Germans love to lecture other countries - especially the United States - about their moral lapses. But Germany is amazingly incapable - or unwilling- to discover and prosecute corruption at home. It was researchers in the United States - not in Germany - who discovered and blew the whistle on Volkswagen's illegal use of software to falsify pollution emissions data in its diesel engines. And Volkswagen was not alone:
Volkswagen, Audi, and Porsche have been found guilty of fraud by U.S. courts following suits brought by the environmental protection agencies CARB and EPA. A U.S. federal judge ruled in April 2017 that Volkswagen had to pay a "2.8-billion (dollar) criminal fine for rigging diesel-powered vehicles to cheat on government emissions tests."German car makers purportedly also coordinated their emissions strategies in South Korea after Mercedes-Benz models were flagged by local authorities. Their objective was to prevent the introduction of individual tests and registration procedures because German diesel vehicles fell short of regulatory standards.So far, car industry representatives have been reluctant to comment on what they have widely described as "media speculations." BMW has stressed that not all information exchanges between car makers are illegal.
And the emissions scandal is evidently just the "tip of the iceberg." According to Der Spiegel, the giant automakers - along with their chief supplier Bosch- have been engaging in illegal collusion for over a decade:
Die deutsche Autoindustrie hat sich seit den Neunzigerjahren in geheimen Arbeitskreisen über die Technik, Kosten, Zulieferer und sogar über die Abgasreinigung ihrer Dieselfahrzeuge abgesprochen. Das belegt eine Art Selbstanzeige, die der VW-Konzern nach Informationen des SPIEGEL bei den Wettbewerbsbehörden eingereicht hat. Es könnte einer der größten Kartellfälle der deutschen Wirtschaftsgeschichte werden.'
Nor is this widespread corruption limited to German auto industry.

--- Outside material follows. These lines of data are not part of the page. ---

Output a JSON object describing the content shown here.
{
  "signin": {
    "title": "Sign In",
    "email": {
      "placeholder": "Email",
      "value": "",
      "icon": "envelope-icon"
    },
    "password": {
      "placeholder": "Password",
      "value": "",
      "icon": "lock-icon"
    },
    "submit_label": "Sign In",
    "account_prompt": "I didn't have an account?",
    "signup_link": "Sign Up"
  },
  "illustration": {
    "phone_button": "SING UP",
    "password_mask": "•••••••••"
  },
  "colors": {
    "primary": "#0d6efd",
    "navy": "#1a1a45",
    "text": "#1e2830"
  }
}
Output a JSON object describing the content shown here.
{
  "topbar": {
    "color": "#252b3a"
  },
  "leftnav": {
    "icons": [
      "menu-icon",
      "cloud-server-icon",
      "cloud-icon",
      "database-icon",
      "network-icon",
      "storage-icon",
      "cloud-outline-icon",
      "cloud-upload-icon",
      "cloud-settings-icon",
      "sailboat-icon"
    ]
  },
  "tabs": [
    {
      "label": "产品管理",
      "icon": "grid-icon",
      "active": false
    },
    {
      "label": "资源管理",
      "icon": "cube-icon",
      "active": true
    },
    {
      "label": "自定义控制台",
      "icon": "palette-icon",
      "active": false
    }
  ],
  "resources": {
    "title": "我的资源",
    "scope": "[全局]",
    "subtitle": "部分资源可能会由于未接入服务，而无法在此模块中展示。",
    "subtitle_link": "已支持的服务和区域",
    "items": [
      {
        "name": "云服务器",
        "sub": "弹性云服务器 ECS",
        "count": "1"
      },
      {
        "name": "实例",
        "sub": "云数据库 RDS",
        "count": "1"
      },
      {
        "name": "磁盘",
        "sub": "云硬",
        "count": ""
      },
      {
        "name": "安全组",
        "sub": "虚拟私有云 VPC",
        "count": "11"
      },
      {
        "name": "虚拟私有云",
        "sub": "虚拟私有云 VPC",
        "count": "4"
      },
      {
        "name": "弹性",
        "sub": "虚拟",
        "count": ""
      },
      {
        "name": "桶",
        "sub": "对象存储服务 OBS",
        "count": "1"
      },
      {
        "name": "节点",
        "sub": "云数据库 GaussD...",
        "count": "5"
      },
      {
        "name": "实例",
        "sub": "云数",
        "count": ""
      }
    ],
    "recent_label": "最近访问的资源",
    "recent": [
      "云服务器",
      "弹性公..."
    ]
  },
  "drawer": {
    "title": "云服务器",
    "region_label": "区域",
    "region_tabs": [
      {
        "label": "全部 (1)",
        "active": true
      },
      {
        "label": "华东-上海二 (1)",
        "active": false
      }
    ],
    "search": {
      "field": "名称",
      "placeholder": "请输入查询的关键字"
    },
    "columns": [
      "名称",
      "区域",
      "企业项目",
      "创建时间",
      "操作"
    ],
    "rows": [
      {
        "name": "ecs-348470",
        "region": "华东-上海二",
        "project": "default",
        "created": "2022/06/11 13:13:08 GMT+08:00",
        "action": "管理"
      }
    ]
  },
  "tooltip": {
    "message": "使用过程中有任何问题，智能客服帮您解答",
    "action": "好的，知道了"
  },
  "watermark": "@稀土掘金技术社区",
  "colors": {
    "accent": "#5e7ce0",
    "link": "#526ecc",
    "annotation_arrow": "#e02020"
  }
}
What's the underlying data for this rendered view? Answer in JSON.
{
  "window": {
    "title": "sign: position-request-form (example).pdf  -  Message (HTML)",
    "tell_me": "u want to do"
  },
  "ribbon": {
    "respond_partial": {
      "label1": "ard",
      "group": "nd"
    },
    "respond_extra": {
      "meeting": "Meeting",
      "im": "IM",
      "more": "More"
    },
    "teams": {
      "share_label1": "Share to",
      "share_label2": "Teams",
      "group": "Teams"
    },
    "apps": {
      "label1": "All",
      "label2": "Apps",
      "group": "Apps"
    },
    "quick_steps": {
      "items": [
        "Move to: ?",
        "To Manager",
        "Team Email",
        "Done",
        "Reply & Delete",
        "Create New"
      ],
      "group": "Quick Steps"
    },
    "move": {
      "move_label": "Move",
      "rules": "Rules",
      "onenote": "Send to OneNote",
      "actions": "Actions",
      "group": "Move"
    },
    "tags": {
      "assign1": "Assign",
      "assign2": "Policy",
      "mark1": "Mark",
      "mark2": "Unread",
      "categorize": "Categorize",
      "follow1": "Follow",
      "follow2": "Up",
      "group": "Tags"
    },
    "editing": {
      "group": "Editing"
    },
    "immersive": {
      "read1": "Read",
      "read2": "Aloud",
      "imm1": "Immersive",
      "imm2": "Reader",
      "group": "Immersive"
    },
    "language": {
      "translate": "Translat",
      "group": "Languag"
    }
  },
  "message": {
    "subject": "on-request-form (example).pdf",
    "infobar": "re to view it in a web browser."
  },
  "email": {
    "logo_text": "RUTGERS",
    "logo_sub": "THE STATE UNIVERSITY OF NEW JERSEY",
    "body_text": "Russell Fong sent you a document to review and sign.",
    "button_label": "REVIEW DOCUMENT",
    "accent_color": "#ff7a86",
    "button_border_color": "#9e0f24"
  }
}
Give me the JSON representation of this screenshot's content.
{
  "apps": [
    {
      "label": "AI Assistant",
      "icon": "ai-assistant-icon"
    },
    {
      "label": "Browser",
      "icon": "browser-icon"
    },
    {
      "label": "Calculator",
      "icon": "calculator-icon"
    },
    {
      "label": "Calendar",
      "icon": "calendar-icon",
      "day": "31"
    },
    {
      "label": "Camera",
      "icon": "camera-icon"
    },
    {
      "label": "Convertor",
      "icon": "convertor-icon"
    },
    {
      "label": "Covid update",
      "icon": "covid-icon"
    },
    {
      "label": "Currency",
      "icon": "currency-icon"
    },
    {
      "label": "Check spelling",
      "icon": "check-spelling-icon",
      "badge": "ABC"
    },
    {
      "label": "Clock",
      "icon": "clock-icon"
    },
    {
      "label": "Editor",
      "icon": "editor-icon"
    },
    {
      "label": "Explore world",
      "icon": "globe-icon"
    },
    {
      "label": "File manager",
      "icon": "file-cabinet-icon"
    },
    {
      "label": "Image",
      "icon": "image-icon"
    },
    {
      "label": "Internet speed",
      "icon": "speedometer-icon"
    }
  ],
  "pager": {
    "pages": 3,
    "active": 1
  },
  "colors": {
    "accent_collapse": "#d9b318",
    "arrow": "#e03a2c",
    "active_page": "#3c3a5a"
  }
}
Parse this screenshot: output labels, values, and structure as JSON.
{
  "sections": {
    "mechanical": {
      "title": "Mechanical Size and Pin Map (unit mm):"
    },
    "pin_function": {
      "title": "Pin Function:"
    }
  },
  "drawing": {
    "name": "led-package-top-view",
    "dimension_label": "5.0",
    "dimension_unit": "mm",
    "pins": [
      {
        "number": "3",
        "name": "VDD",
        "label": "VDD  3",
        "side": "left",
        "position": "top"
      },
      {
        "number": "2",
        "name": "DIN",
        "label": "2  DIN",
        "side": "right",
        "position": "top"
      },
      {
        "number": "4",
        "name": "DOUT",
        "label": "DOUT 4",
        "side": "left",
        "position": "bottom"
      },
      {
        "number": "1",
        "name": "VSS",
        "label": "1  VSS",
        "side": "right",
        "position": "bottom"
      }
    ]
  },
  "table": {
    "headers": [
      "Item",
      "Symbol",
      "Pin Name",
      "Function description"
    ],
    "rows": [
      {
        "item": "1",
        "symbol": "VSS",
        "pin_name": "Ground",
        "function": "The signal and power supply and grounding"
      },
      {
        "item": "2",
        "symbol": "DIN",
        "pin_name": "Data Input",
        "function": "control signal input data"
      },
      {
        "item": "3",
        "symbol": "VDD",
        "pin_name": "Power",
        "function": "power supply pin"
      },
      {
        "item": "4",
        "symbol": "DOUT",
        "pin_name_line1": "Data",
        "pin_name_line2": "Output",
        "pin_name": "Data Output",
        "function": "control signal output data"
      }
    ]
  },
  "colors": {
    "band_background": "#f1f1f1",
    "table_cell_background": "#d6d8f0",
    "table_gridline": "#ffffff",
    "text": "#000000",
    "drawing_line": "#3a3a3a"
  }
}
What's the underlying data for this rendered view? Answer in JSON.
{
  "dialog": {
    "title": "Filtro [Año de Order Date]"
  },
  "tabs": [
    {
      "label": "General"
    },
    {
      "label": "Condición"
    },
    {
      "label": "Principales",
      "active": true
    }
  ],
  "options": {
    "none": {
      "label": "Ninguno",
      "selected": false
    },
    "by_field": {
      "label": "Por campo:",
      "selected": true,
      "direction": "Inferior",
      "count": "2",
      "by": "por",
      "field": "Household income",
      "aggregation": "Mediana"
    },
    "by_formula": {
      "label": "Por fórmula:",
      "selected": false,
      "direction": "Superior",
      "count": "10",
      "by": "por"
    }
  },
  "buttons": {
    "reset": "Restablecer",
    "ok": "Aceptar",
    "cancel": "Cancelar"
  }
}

Germany's premier bank - Deutsche Bank AG - is undoubtedly the most corrupt financial institution on the European continent. Deutsche Bank has been at the center of EVERY scandal over the last ten years - from the subprime mortgage meltdown, to LIBOR-fixing, to money-laundering. It was US - not German - bank authorities who uncovered a massive scheme by DB to launder $10 billion in Russian money. It was Deutsche Bank who agreed to lend $300 million to Donald Trump after every US bank refused to touch the corrupt real estate business - even though Trump had previously defaulted on loans from DB. As the investigation into collusion between the Trump campaign and Russia unfolds, Deutsche Bank will be seen to be the central conduit.
It is interesting how much of the corruption by German businesses involve Russia:
Meanwhile, German engineering powerhouse Siemens stands accused of having supplied gas turbines for electricity generators that will enable Russia to open two power stations in occupied Crimea, ending the annexed peninsula’s dependence on energy from Ukraine, from which Moscow seized the region in 2014.Providing power equipment for Crimea violates European Union sanctions, but Siemens says the turbines were diverted by its state-owned Russian client without its knowledge, in breach of contract and despite past warnings from the company.Siemens initially denied a Reuters report this month that two of its turbines had been shipped to Crimea from adjoining southwestern Russia. Then it said it was investigating. Then it admitted the equipment had been moved “against our will” and said it would sue its Russian client, Technopromexport, and its own majority-owned Russian subsidiary, Siemens Gas Turbine Technologies. It now says it is halting the export of all power-generating technology to Russia.
Then again, maybe it's not that surprising when the corruption is facilitated by Germany's top political leaders.